Priority of which students get to register for classes first raises frustrations
Rathbun, a non-traditional freshman in health care systems administrations, said she was not able to register for online summer classes she needs in order to take certain classes in the fall.
“The classes that I require are offered only online with preferences to off-campus students,” said Rathbun.
Off-campus students in this case mean students attending Ferris at Grand Rapids, Flint, Lansing and other various locations throughout Michigan.
Rathbun added, “Those students are the ones to get first preference to online classes, even though they’re not offered here [on Ferris’ main campus].”
Associate Provost Roberta Teahen provided comment on why the enrollment process may cause frustration for some students.
Students who are enrolled at distant campus locations, such as Alpena, do have first priority for enrollment historically.
Teahen said once the off-campus students are enrolled, then the on-campus students can enroll or they have to register for different classes if these aren’t available.
“It is not the smoothest process we have,” said Teahen.
Rathbun said she would not know if she would be able to take the classes she needs over the summer before the end of April. She is also frustrated with the fact that Ferris does not offer the classes on-campus.
“One of my biggest concerns is that CCHS 101 (Orientation-Healthcare) is not even offered in the summer and I need that one before I can take another one in the fall, and that is completely booked,” said Rathbun.
Teahen said she is aware of the problem and that the demand for online courses is higher than ever.
Chuck Rathbun, an employee at TAC [Technical Assistance Center], said this is difficult because it relates to the concept of a student spending a lot of money to be in the program and not being able to take the classes.
“All four sections of the classes are online, and we were told that people who are not in Big Rapids can get the class,” said Chuck Rathbun.
“This is not a new thing,” said Teahen of the frustration some students experience when registering for online classes.
Teahen said what they are trying to do is work with the registration area to develop a program that enables a student trying to get into a full class to be put on a wait list.
“We’re doing this manually because the system doesn’t presently enable us to keep those lists,” said Teahen. “There are a lot of people who want to take online classes because it is more convenient.”
Teahen also said, “We try to make it possible for students off campus to be served fairly.”

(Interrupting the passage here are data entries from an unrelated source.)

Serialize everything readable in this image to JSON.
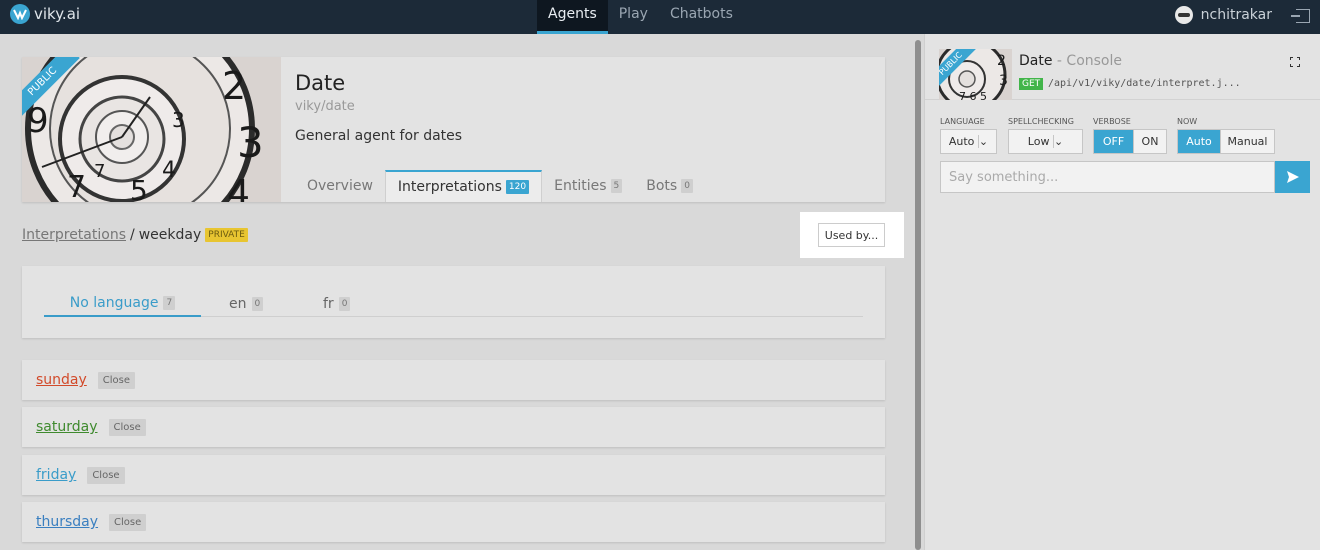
{
  "topbar": {
    "logo": "viky.ai",
    "nav": [
      {
        "label": "Agents",
        "active": true
      },
      {
        "label": "Play",
        "active": false
      },
      {
        "label": "Chatbots",
        "active": false
      }
    ],
    "user": "nchitrakar"
  },
  "agent": {
    "ribbon": "PUBLIC",
    "title": "Date",
    "slug": "viky/date",
    "description": "General agent for dates",
    "tabs": [
      {
        "label": "Overview",
        "count": null
      },
      {
        "label": "Interpretations",
        "count": "120"
      },
      {
        "label": "Entities",
        "count": "5"
      },
      {
        "label": "Bots",
        "count": "0"
      }
    ]
  },
  "breadcrumb": {
    "link": "Interpretations",
    "separator": "/",
    "current": "weekday",
    "badge": "PRIVATE"
  },
  "used_by": "Used by...",
  "languages": [
    {
      "label": "No language",
      "count": "7"
    },
    {
      "label": "en",
      "count": "0"
    },
    {
      "label": "fr",
      "count": "0"
    }
  ],
  "interpretations": [
    {
      "name": "sunday",
      "badge": "Close",
      "color": "#d24a2a"
    },
    {
      "name": "saturday",
      "badge": "Close",
      "color": "#3f8a2e"
    },
    {
      "name": "friday",
      "badge": "Close",
      "color": "#3a9cc9"
    },
    {
      "name": "thursday",
      "badge": "Close",
      "color": "#3a7fc0"
    }
  ],
  "console": {
    "ribbon": "PUBLIC",
    "title": "Date",
    "subtitle": "- Console",
    "method": "GET",
    "endpoint": "/api/v1/viky/date/interpret.j...",
    "language": {
      "label": "LANGUAGE",
      "value": "Auto"
    },
    "spellchecking": {
      "label": "SPELLCHECKING",
      "value": "Low"
    },
    "verbose": {
      "label": "VERBOSE",
      "off": "OFF",
      "on": "ON"
    },
    "now": {
      "label": "NOW",
      "auto": "Auto",
      "manual": "Manual"
    },
    "input_placeholder": "Say something..."
  },
  "colors": {
    "accent": "#3aa5d1",
    "topbar": "#1c2a38",
    "private": "#e8c531",
    "get": "#42b54a"
  }
}
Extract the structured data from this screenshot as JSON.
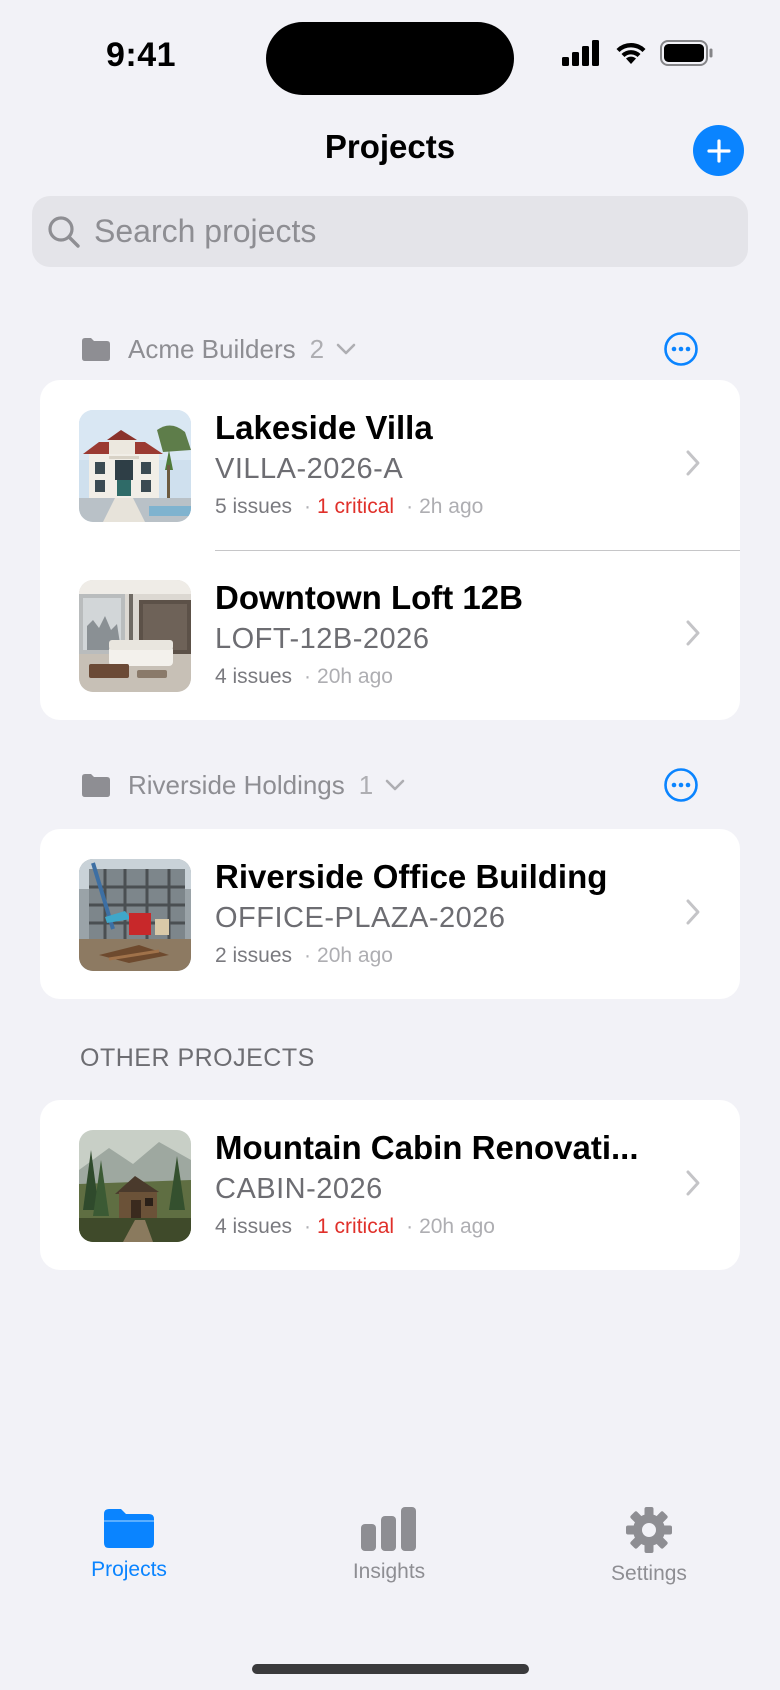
{
  "status_bar": {
    "time": "9:41"
  },
  "nav": {
    "title": "Projects",
    "add_icon": "plus-icon"
  },
  "search": {
    "placeholder": "Search projects",
    "value": ""
  },
  "groups": [
    {
      "name": "Acme Builders",
      "count": "2",
      "projects": [
        {
          "name": "Lakeside Villa",
          "code": "VILLA-2026-A",
          "issues": "5 issues",
          "critical": "1 critical",
          "updated": "2h ago"
        },
        {
          "name": "Downtown Loft 12B",
          "code": "LOFT-12B-2026",
          "issues": "4 issues",
          "critical": "",
          "updated": "20h ago"
        }
      ]
    },
    {
      "name": "Riverside Holdings",
      "count": "1",
      "projects": [
        {
          "name": "Riverside Office Building",
          "code": "OFFICE-PLAZA-2026",
          "issues": "2 issues",
          "critical": "",
          "updated": "20h ago"
        }
      ]
    }
  ],
  "other": {
    "header": "OTHER PROJECTS",
    "projects": [
      {
        "name": "Mountain Cabin Renovati...",
        "code": "CABIN-2026",
        "issues": "4 issues",
        "critical": "1 critical",
        "updated": "20h ago"
      }
    ]
  },
  "tab_bar": {
    "tabs": [
      {
        "label": "Projects",
        "icon": "folder-icon",
        "active": true
      },
      {
        "label": "Insights",
        "icon": "bar-chart-icon",
        "active": false
      },
      {
        "label": "Settings",
        "icon": "gear-icon",
        "active": false
      }
    ]
  },
  "colors": {
    "accent": "#0a84ff",
    "critical": "#e0302a",
    "background": "#f2f2f7"
  }
}
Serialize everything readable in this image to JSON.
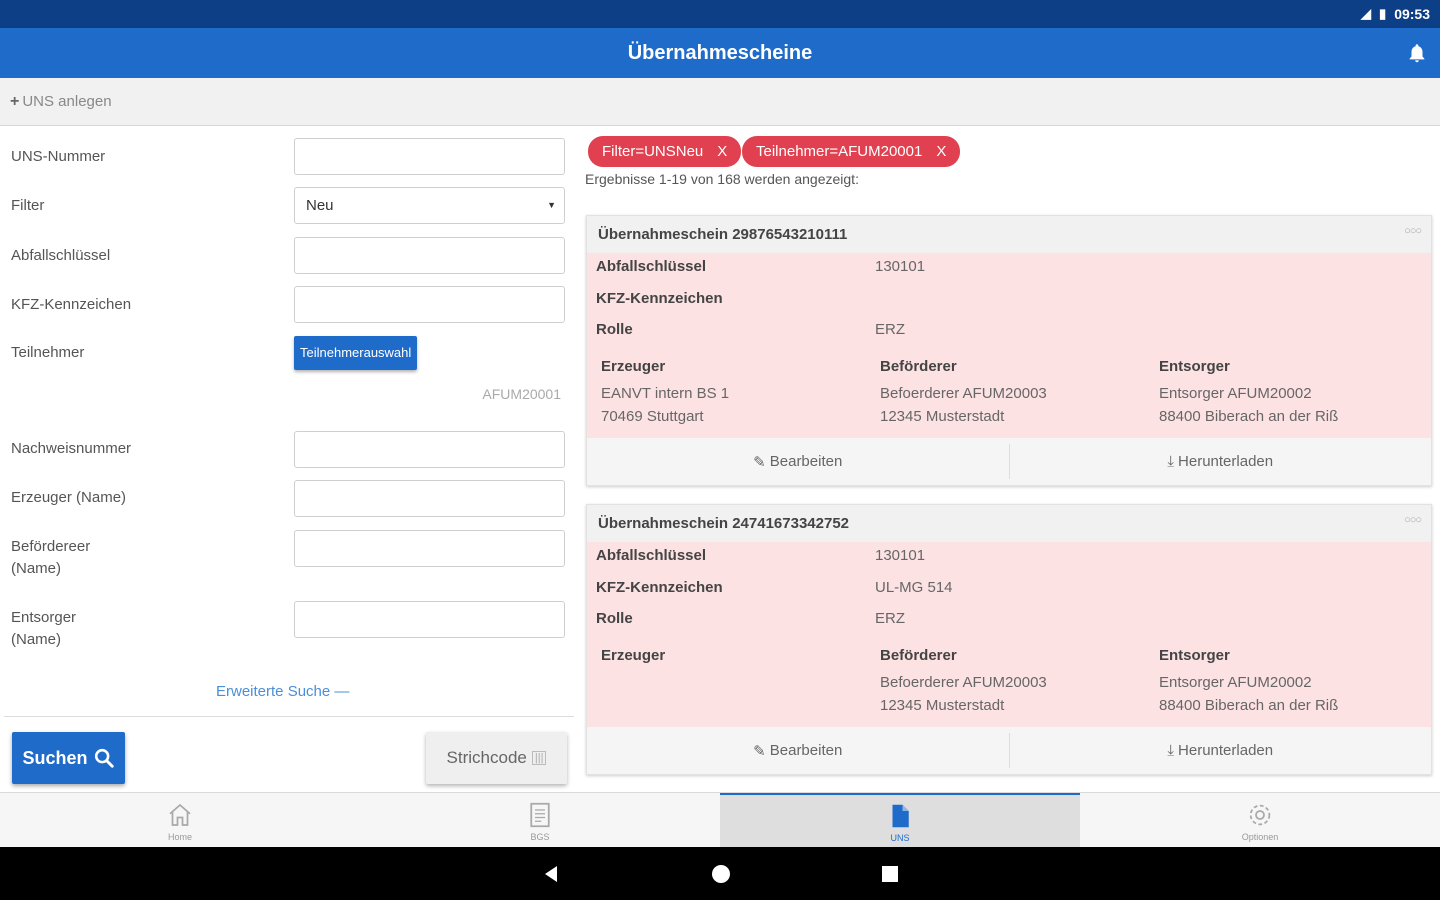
{
  "status_bar": {
    "time": "09:53"
  },
  "app_bar": {
    "title": "Übernahmescheine"
  },
  "toolbar": {
    "create_label": "UNS anlegen"
  },
  "form": {
    "fields": [
      {
        "label": "UNS-Nummer"
      },
      {
        "label": "Filter",
        "value": "Neu"
      },
      {
        "label": "Abfallschlüssel"
      },
      {
        "label": "KFZ-Kennzeichen"
      },
      {
        "label": "Teilnehmer",
        "button": "Teilnehmerauswahl",
        "selected": "AFUM20001"
      },
      {
        "label": "Nachweisnummer"
      },
      {
        "label": "Erzeuger (Name)"
      },
      {
        "label_line1": "Befördereer",
        "label_line2": "(Name)"
      },
      {
        "label_line1": "Entsorger",
        "label_line2": "(Name)"
      }
    ],
    "extended_search": "Erweiterte Suche",
    "search_button": "Suchen",
    "barcode_button": "Strichcode"
  },
  "filters": [
    {
      "label": "Filter=UNSNeu",
      "remove": "X"
    },
    {
      "label": "Teilnehmer=AFUM20001",
      "remove": "X"
    }
  ],
  "results_info": "Ergebnisse 1-19 von 168 werden angezeigt:",
  "cards": [
    {
      "title": "Übernahmeschein 29876543210111",
      "rows": [
        {
          "label": "Abfallschlüssel",
          "value": "130101"
        },
        {
          "label": "KFZ-Kennzeichen",
          "value": ""
        },
        {
          "label": "Rolle",
          "value": "ERZ"
        }
      ],
      "cols": [
        {
          "head": "Erzeuger",
          "line1": "EANVT intern BS 1",
          "line2": "70469 Stuttgart"
        },
        {
          "head": "Beförderer",
          "line1": "Befoerderer AFUM20003",
          "line2": "12345 Musterstadt"
        },
        {
          "head": "Entsorger",
          "line1": "Entsorger AFUM20002",
          "line2": "88400 Biberach an der Riß"
        }
      ],
      "edit": "Bearbeiten",
      "download": "Herunterladen"
    },
    {
      "title": "Übernahmeschein 24741673342752",
      "rows": [
        {
          "label": "Abfallschlüssel",
          "value": "130101"
        },
        {
          "label": "KFZ-Kennzeichen",
          "value": "UL-MG 514"
        },
        {
          "label": "Rolle",
          "value": "ERZ"
        }
      ],
      "cols": [
        {
          "head": "Erzeuger",
          "line1": "",
          "line2": ""
        },
        {
          "head": "Beförderer",
          "line1": "Befoerderer AFUM20003",
          "line2": "12345 Musterstadt"
        },
        {
          "head": "Entsorger",
          "line1": "Entsorger AFUM20002",
          "line2": "88400 Biberach an der Riß"
        }
      ],
      "edit": "Bearbeiten",
      "download": "Herunterladen"
    }
  ],
  "bottom_nav": [
    {
      "label": "Home",
      "icon": "home-icon"
    },
    {
      "label": "BGS",
      "icon": "document-icon"
    },
    {
      "label": "UNS",
      "icon": "file-icon",
      "active": true
    },
    {
      "label": "Optionen",
      "icon": "gear-icon"
    }
  ],
  "colors": {
    "primary": "#1f6bc9",
    "status_bar": "#0d3f86",
    "chip": "#e0404f",
    "card_body": "#fde2e4"
  }
}
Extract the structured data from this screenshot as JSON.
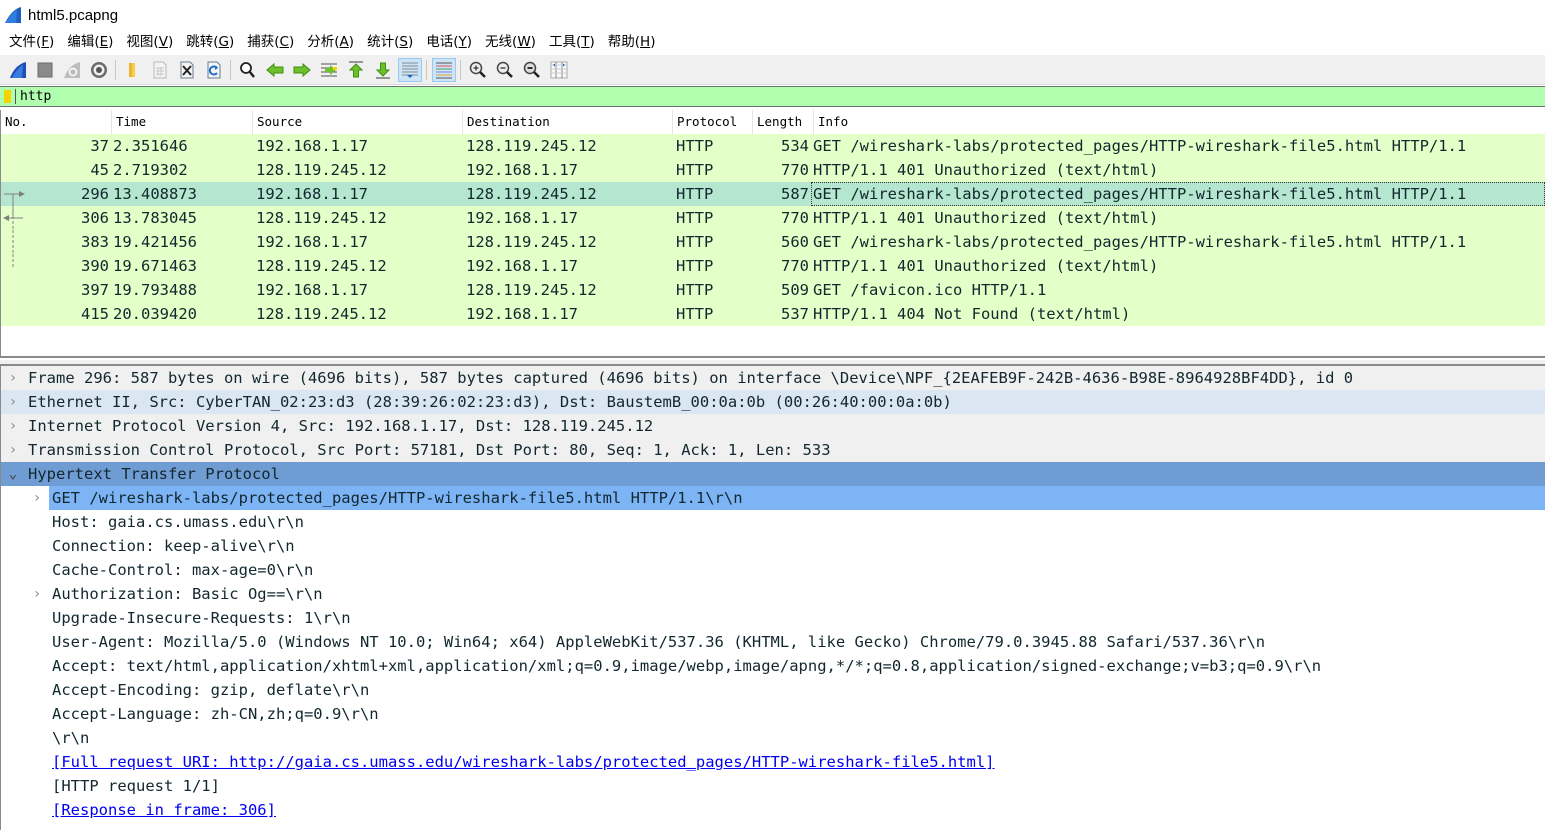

Since the demand for online classes is growing so rapidly, Ferris is struggling to keep up with the increase in usage. Currently, in the Spring 2010 semester, there are 10,923 students enrolled in an online course.
However, the process for Rathbun is also a struggle. She said the nursing program is in high demand.
“The frustration was, why even come here if I can’t get the classes on campus?” said Rathbun.
In accordance with what Teahen said, Ellen Haneline, dean of the College of Allied Health, emailed Rathbun and told her that her situation was “typical.”
“Still, if I don’t know anything by the end of the semester, it’s hard for me to register for any other classes,” said Rathbun.
Teahen said the university is preparing faculty to be able to teach fully online courses and blended courses so students can get the flexibility of online and offline courses.
“My intention was to be full-time during the summer, and it would be kind of a waste of money to take full-time classes and not get the degree I want,” said Rathbun. n